The spring wave of SAT cancellations continued Wednesday as the College Board announced it will scrap the college admissions test scheduled for June 6 nationwide because of the coronavirus pandemic.
Now comes what the testing organization calls an “unlikely” scenario: the prospect that the high-stakes SAT could be administered online, and at home, this fall.
The public health crisis that shuttered schools from coast to coast in March has taken an extraordinary toll on the education system, including testing for 11th-grade students who are thinking about college.
Significant disruptions have also hit the rival ACT test. The next ACT national session is scheduled for June 13, but whether it will proceed remains unclear.
Coleman said the College Board will expand normal testing in the fall, if the public health emergency eases and schools reopen. That includes a new Saturday session in September as well as more school-day testing in states and districts that have contracts with the College Board.
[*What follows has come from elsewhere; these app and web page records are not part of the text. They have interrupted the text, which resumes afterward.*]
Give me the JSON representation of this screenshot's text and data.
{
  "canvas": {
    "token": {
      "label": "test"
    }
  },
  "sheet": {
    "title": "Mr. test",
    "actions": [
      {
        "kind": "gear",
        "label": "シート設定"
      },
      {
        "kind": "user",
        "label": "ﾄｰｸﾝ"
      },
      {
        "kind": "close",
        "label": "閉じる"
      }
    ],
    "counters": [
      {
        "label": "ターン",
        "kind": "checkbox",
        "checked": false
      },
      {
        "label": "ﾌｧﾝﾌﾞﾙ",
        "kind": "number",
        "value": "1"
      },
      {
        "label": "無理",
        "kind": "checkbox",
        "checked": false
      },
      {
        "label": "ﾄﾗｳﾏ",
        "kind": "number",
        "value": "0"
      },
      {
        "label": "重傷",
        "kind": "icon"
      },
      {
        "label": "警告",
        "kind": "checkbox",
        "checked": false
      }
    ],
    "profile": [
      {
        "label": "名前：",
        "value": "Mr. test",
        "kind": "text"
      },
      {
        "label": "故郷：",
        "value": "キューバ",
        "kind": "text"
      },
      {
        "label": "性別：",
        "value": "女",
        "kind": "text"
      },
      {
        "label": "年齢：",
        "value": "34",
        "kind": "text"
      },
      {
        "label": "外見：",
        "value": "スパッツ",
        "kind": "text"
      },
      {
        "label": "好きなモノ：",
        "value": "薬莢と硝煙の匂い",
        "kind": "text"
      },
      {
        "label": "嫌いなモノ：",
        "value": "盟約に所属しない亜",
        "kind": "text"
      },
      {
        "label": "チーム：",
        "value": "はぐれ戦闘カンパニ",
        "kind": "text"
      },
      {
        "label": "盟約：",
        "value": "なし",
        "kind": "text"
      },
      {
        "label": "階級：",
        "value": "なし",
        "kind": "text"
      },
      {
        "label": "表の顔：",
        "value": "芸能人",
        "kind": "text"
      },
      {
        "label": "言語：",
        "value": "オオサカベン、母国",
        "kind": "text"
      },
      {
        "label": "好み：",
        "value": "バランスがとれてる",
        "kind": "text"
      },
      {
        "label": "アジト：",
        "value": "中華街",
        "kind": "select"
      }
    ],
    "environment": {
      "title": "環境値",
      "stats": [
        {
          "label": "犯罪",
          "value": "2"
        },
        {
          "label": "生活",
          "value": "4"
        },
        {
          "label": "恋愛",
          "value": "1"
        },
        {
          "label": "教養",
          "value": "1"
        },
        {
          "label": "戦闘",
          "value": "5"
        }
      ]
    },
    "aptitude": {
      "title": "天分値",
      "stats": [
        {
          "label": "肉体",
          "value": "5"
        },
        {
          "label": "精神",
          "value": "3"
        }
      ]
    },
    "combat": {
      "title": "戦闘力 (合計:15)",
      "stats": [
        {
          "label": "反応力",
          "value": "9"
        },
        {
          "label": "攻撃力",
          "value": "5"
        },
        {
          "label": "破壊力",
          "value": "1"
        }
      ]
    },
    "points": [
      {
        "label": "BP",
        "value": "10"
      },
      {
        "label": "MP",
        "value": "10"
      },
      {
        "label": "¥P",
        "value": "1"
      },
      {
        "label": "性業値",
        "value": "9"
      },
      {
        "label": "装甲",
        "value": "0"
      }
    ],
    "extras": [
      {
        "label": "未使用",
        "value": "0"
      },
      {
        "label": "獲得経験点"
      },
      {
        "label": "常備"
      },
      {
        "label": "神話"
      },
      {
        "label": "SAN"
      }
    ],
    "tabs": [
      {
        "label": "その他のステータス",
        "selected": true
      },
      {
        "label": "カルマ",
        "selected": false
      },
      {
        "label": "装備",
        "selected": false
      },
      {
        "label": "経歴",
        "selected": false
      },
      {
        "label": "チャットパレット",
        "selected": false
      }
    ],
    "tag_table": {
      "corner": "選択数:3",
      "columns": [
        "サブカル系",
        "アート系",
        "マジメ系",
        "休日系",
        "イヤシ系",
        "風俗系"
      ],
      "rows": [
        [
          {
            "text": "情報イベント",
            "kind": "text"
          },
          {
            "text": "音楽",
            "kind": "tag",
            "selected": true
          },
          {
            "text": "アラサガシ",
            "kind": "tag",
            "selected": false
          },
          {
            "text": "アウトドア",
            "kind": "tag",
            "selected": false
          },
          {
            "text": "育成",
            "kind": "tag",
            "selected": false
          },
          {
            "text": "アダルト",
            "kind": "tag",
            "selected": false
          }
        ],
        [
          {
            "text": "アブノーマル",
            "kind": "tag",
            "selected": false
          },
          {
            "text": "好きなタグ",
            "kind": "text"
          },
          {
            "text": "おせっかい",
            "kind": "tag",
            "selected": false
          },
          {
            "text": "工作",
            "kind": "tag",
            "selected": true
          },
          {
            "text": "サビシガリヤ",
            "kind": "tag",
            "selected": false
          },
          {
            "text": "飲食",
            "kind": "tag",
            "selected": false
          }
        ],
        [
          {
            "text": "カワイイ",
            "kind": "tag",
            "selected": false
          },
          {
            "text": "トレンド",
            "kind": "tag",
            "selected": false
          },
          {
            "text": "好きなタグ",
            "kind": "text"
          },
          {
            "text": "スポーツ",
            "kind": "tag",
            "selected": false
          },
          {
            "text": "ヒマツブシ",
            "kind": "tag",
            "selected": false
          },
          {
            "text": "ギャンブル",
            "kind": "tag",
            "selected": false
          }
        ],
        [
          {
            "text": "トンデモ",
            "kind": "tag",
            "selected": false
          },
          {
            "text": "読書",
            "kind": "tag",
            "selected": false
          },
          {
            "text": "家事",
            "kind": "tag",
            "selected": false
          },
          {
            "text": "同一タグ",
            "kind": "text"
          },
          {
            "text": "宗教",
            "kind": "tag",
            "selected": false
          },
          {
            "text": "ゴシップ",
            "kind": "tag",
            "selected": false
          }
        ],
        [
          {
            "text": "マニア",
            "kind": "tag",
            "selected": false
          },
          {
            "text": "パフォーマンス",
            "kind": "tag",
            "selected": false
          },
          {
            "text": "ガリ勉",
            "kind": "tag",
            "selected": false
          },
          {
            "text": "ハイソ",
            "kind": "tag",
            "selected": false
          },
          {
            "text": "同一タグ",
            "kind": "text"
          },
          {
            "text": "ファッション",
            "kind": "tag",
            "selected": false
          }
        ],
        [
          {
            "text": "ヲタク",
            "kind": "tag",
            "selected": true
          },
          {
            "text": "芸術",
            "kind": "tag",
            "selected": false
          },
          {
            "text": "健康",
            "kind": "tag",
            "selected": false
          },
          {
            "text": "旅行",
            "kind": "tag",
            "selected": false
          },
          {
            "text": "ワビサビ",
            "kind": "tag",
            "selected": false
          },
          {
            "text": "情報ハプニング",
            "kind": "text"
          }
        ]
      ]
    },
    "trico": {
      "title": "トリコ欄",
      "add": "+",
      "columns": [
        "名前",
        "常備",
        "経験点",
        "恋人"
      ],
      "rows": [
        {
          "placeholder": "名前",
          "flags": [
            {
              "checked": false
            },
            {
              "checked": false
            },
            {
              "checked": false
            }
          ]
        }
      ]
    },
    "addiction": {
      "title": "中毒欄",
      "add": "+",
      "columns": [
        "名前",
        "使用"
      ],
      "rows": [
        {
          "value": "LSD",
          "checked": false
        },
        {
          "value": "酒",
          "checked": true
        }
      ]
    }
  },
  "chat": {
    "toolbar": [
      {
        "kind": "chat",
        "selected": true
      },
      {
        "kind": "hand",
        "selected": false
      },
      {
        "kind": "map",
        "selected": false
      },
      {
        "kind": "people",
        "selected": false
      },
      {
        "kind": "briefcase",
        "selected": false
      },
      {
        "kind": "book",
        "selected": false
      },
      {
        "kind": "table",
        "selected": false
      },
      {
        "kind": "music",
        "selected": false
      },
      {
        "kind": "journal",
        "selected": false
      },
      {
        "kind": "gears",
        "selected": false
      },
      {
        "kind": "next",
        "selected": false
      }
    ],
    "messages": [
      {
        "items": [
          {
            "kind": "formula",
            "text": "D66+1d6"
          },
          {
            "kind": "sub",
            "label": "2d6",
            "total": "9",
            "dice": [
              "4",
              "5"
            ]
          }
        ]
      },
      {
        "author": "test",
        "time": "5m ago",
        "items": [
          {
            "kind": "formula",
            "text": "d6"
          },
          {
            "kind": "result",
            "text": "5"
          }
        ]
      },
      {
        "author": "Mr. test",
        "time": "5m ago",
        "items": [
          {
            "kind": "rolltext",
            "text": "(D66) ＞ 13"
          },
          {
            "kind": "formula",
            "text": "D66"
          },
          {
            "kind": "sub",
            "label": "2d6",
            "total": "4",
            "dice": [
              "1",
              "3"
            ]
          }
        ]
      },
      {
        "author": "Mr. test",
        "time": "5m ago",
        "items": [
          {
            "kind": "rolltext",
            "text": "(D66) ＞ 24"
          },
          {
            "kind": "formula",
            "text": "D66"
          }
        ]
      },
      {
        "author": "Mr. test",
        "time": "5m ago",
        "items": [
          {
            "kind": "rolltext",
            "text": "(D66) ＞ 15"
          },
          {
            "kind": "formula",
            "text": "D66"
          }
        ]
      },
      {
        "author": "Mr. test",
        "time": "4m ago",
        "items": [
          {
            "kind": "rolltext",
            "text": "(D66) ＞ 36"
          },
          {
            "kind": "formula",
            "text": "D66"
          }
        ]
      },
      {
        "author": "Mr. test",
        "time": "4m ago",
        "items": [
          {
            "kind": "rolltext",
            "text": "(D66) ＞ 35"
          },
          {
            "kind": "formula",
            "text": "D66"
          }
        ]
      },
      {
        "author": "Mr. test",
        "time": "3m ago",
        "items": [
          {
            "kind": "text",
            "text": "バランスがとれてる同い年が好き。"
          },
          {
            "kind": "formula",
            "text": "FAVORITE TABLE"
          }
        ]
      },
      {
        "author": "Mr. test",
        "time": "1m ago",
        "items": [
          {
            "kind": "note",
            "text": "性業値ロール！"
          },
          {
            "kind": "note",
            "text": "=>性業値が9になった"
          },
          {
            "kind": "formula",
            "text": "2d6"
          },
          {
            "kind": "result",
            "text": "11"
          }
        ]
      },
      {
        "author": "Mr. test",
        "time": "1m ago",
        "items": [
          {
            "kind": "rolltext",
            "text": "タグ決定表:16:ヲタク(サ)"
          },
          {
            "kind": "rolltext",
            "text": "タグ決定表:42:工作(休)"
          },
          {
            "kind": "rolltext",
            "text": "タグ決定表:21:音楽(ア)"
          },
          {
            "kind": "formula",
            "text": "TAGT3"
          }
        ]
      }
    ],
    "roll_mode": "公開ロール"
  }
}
“In the unlikely event that schools do not reopen this fall, the College Board will provide a digital SAT for home use,” the organization said. Home testing is already in the works for Advanced Placement students in May and June — 45-minute versions of those exams in specialized subjects such as history, English and calculus. The at-home AP tests will be open-book, using a written-response format and no multiple-choice questions.
Read full article here.